The Rape of the Lock' is a double-refined essence of wit and fancy, as the Essay on Criticism' is of wit and sense. The quantity of thought and observation in this work, for so young a man as Pope was when he wrote it, is wonderful; unless we adopt the supposition that most men of genius spend the rest of their lives in teaching others what they themselves have learned under twenty. The conciseness and felicity of the expression are equally remarkable. Thus, in reasoning on the variety of men's opinion, he says,
"T is with our judgments, as our watches,
Nothing can be more original and happy than the general remarks and illustrations in the
Essay; the critical rules laid down are too much those of a school, and of a confined one. There is one passage in the Essay on Criticism' in which the author speaks with that eloquent enthusiasm of the fame of ancient writers, which those will always feel who have themselves any hope or chance of immortality. I have quoted the passage elsewhere, but I will repeat it here :
'Still green with bays each ancient altar stands,
Secure from flames, from envy's fiercer rage,
Hail! bards triumphant, born in happier days,
Whose honours with increase of ages grow,
These lines come with double force and beauty on the reader, as they were dictated by the writer's despair of ever attaining that lasting glory which he celebrates with such disinterested enthusiasm in others, from the lateness of the age in which he lived, and from his writing in a tongue not understood by other nations, and that grows obsolete and unintelligible to ourselves at the end of every second century. But he needed not have thus antedated his own poetical doom, the loss and entire oblivion of
that which can never die. If he had known, he might have boasted that 'his little bark,' wafted down the stream of time,
'With theirs should sail,
Pursue the triumph and partake the gale,'
if those who know how to set a due value on the blessing were not the last to decide confidently on their own pretensions to it.
There is a cant in the present day about genius as everything in poetry; there was a cant in the time of Pope about sense as performing all sorts of wonders. It was a kind of watchword, the shibboleth of a critical party of the day. As a proof of the exclusive attention which it occupied in their minds, it is remarkable that in the Essay on Criticism' (not a very long poem) there are no less than half a score of successive couplets rhyming to the word 'sense.' This appears almost incredible without giving the instances, and no less so when they are given:
'But of the two, less dangerous is the offence,
1 Lines 3, 4.
2 Lines 28, 29.
'Pride, where wit fails, steps in to our defence,
That always shows great pride, or little sense.' 'Be silent always when you doubt your sense, And speak, though sure, with seeming diffidence.' 5 'Be niggards of advice on no pretence,
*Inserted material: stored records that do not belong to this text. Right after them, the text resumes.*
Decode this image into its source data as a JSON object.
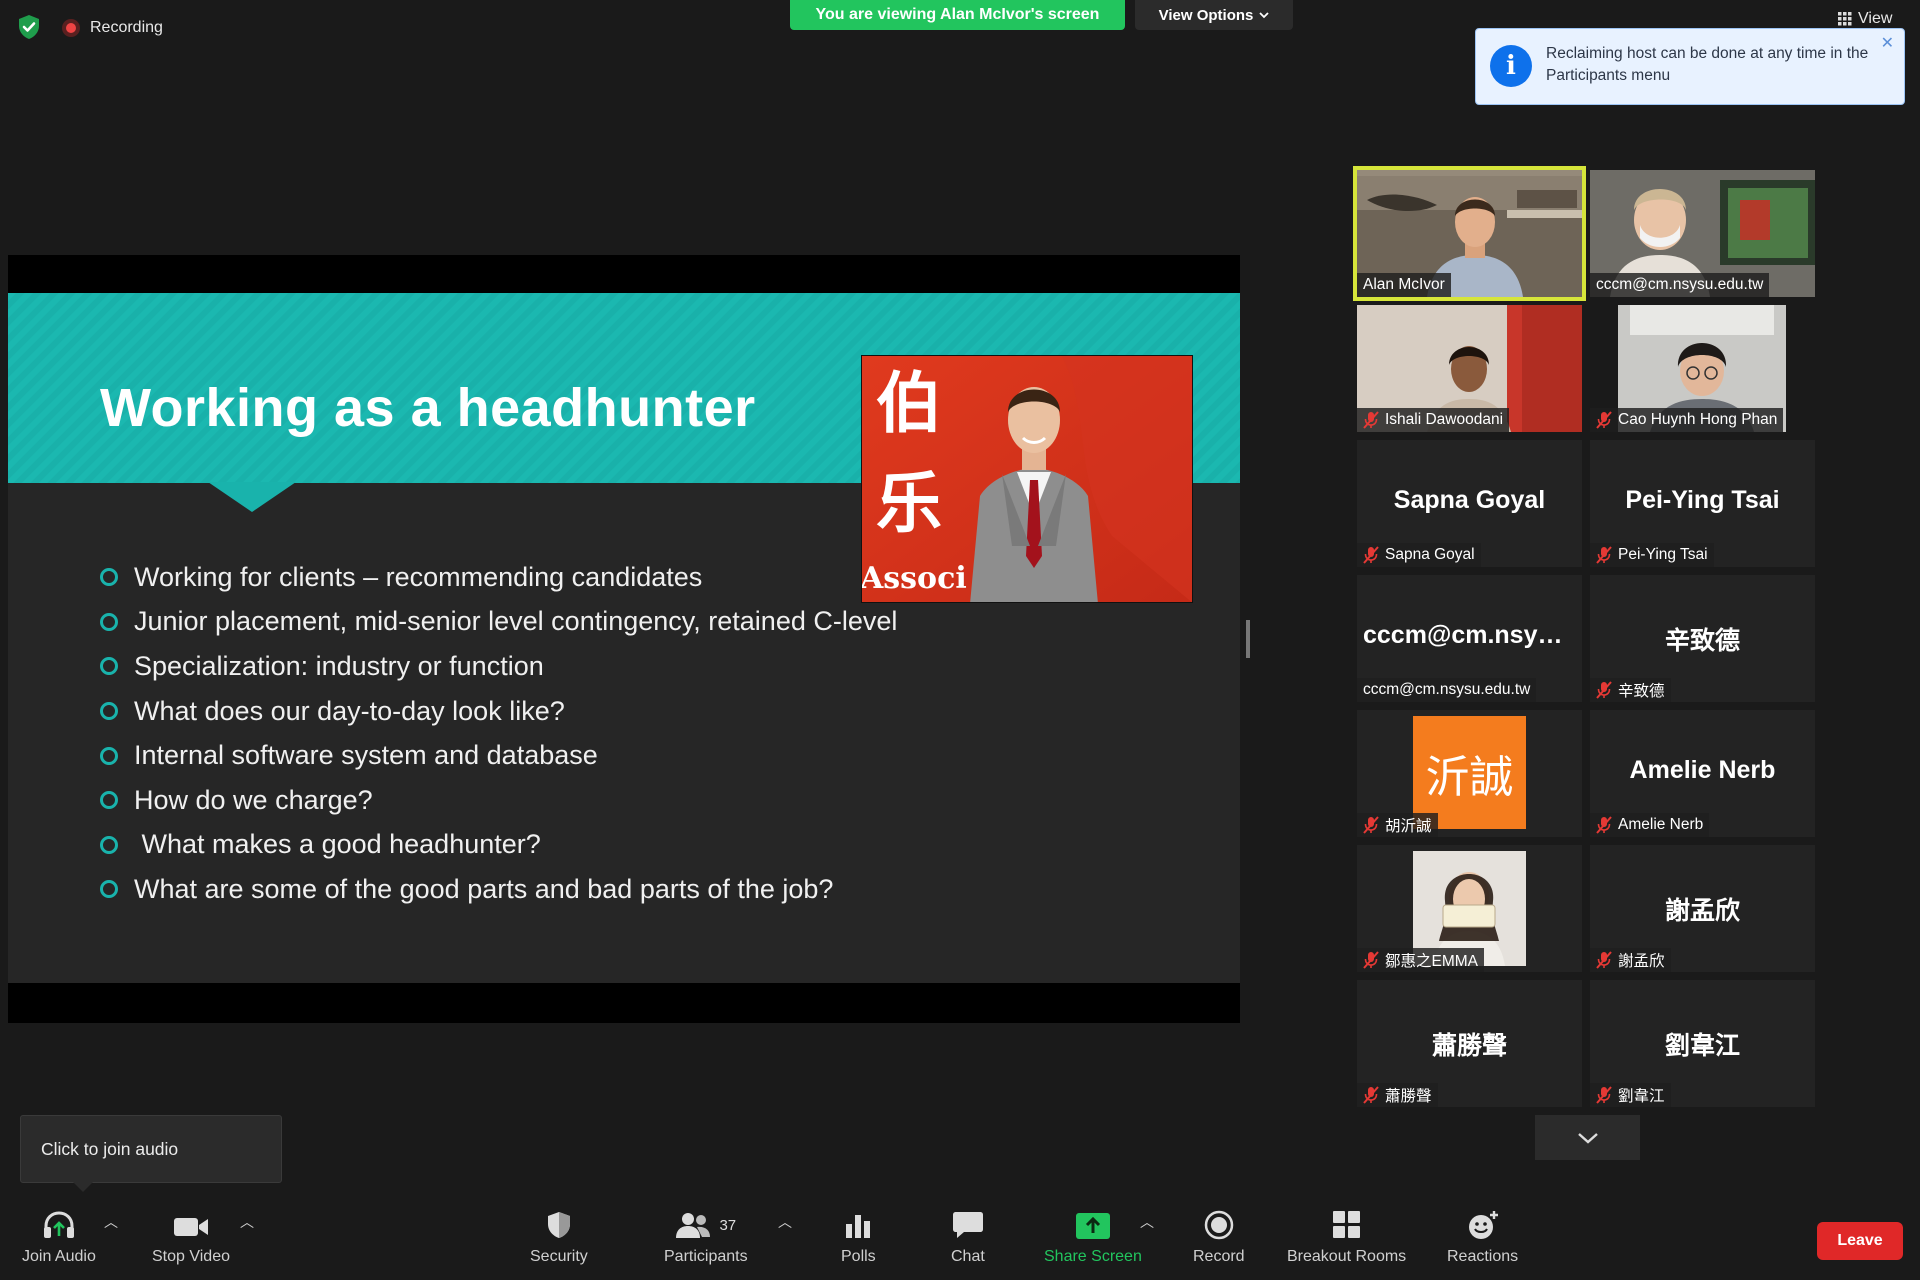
{
  "top_bar": {
    "recording_label": "Recording",
    "viewing_banner": "You are viewing Alan McIvor's screen",
    "view_options_label": "View Options",
    "view_label": "View"
  },
  "toast": {
    "message": "Reclaiming host can be done at any time in the Participants menu",
    "icon": "info-icon"
  },
  "slide": {
    "title": "Working as a headhunter",
    "photo_text_top": "伯",
    "photo_text_mid": "乐",
    "photo_text_bottom": "Associ",
    "bullets": [
      "Working for clients – recommending candidates",
      "Junior placement, mid-senior level contingency, retained C-level",
      "Specialization: industry or function",
      "What does our day-to-day look like?",
      "Internal software system and database",
      "How do we charge?",
      " What makes a good headhunter?",
      "What are some of the good parts and bad parts of the job?"
    ]
  },
  "participants": [
    {
      "label": "Alan McIvor",
      "big": "",
      "muted": false,
      "kind": "video-man"
    },
    {
      "label": "cccm@cm.nsysu.edu.tw",
      "big": "",
      "muted": false,
      "kind": "video-masked"
    },
    {
      "label": "Ishali Dawoodani",
      "big": "",
      "muted": true,
      "kind": "video-woman"
    },
    {
      "label": "Cao Huynh Hong Phan",
      "big": "",
      "muted": true,
      "kind": "video-glasses"
    },
    {
      "label": "Sapna Goyal",
      "big": "Sapna Goyal",
      "muted": true,
      "kind": "name"
    },
    {
      "label": "Pei-Ying Tsai",
      "big": "Pei-Ying Tsai",
      "muted": true,
      "kind": "name"
    },
    {
      "label": "cccm@cm.nsysu.edu.tw",
      "big": "cccm@cm.nsysu...",
      "muted": false,
      "kind": "name"
    },
    {
      "label": "辛致德",
      "big": "辛致德",
      "muted": true,
      "kind": "name"
    },
    {
      "label": "胡沂誠",
      "big": "沂誠",
      "muted": true,
      "kind": "avatar-orange"
    },
    {
      "label": "Amelie Nerb",
      "big": "Amelie Nerb",
      "muted": true,
      "kind": "name"
    },
    {
      "label": "鄒惠之EMMA",
      "big": "",
      "muted": true,
      "kind": "avatar-photo"
    },
    {
      "label": "謝孟欣",
      "big": "謝孟欣",
      "muted": true,
      "kind": "name"
    },
    {
      "label": "蕭勝聲",
      "big": "蕭勝聲",
      "muted": true,
      "kind": "name"
    },
    {
      "label": "劉韋江",
      "big": "劉韋江",
      "muted": true,
      "kind": "name"
    }
  ],
  "tooltip": {
    "text": "Click to join audio"
  },
  "toolbar": {
    "join_audio": "Join Audio",
    "stop_video": "Stop Video",
    "security": "Security",
    "participants": "Participants",
    "participants_count": "37",
    "polls": "Polls",
    "chat": "Chat",
    "share_screen": "Share Screen",
    "record": "Record",
    "breakout_rooms": "Breakout Rooms",
    "reactions": "Reactions",
    "leave": "Leave"
  },
  "colors": {
    "accent_green": "#22c55e",
    "slide_teal": "#19b3ac",
    "leave_red": "#e02828",
    "active_speaker": "#d6e53a",
    "toast_blue": "#0e71eb",
    "avatar_orange": "#f47c1e"
  }
}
For the worst avarice is that of sense.'"
'Strain out the last dull dropping of their sense,
I have mentioned this the more for the sake
'There died the best of passions, Love and Fame.'